Work to complete: Search string "Export": state how many lines in the material below contain it, and nothing else.

Data to process:
>>>>
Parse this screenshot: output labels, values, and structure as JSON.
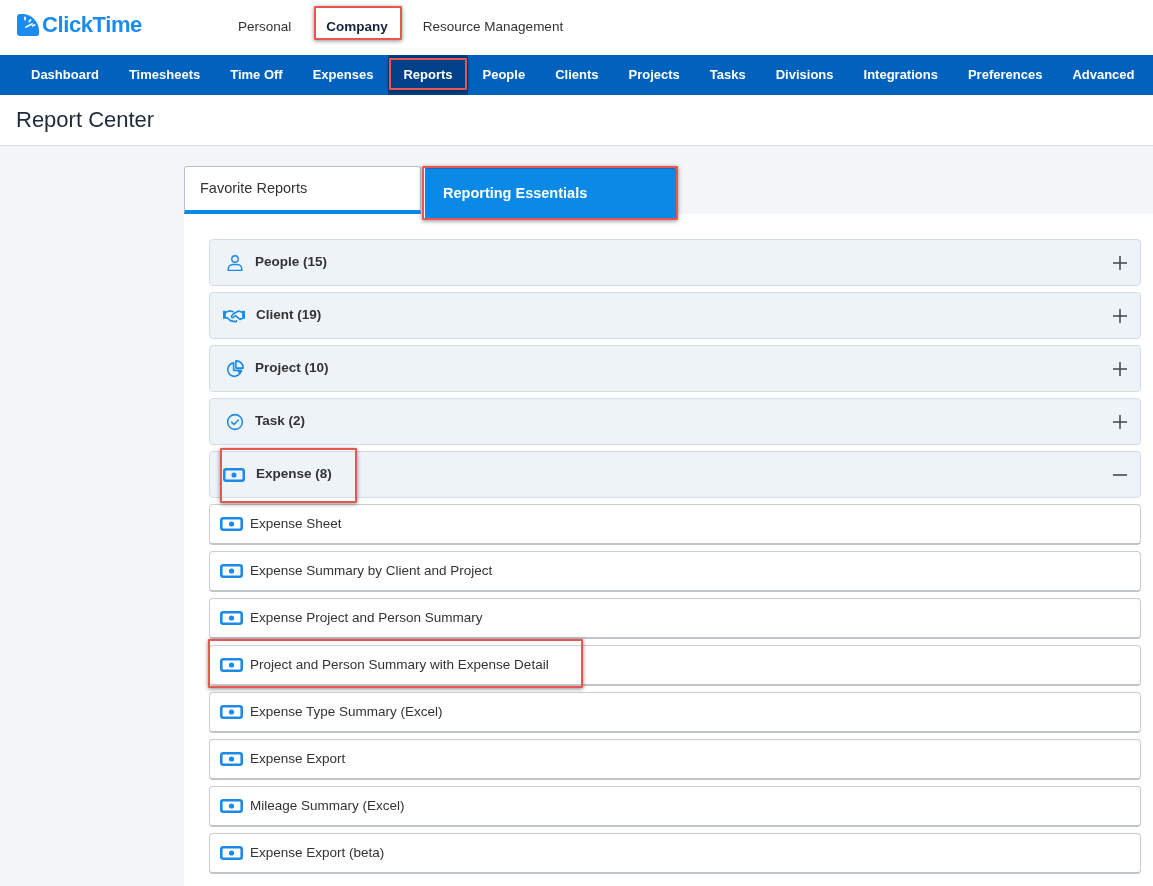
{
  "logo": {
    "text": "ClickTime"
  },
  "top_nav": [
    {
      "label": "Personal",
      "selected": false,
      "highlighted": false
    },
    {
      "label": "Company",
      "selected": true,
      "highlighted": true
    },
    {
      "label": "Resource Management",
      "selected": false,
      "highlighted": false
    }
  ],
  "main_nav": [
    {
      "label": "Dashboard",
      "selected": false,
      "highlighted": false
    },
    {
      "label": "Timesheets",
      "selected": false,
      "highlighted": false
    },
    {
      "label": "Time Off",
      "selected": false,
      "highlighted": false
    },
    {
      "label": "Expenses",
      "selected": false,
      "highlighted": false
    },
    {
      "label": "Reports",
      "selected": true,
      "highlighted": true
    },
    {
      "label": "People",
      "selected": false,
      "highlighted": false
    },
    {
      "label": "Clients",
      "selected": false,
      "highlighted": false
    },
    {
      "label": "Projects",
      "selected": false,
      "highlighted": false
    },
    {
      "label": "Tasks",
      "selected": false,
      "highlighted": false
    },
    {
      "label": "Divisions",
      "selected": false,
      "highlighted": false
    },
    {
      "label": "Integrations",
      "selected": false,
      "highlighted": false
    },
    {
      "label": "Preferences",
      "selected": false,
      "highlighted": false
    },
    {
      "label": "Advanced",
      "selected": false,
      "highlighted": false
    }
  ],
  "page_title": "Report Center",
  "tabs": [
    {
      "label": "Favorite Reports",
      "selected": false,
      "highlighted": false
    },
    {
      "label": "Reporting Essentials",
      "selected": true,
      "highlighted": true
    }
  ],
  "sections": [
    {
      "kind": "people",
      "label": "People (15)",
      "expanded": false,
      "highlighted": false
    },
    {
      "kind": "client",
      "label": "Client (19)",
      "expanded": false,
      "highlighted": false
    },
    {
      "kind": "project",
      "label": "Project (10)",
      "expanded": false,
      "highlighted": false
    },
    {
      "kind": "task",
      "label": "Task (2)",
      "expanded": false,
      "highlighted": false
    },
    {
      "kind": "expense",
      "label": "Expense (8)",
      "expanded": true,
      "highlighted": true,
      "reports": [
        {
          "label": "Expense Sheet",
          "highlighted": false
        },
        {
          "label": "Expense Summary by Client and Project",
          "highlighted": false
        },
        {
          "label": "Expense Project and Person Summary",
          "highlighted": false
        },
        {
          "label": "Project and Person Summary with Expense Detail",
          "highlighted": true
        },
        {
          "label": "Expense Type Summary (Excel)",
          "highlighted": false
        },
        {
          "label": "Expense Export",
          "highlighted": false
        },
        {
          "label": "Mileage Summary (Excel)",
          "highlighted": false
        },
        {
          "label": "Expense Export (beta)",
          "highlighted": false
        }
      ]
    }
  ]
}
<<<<
Finished task: 2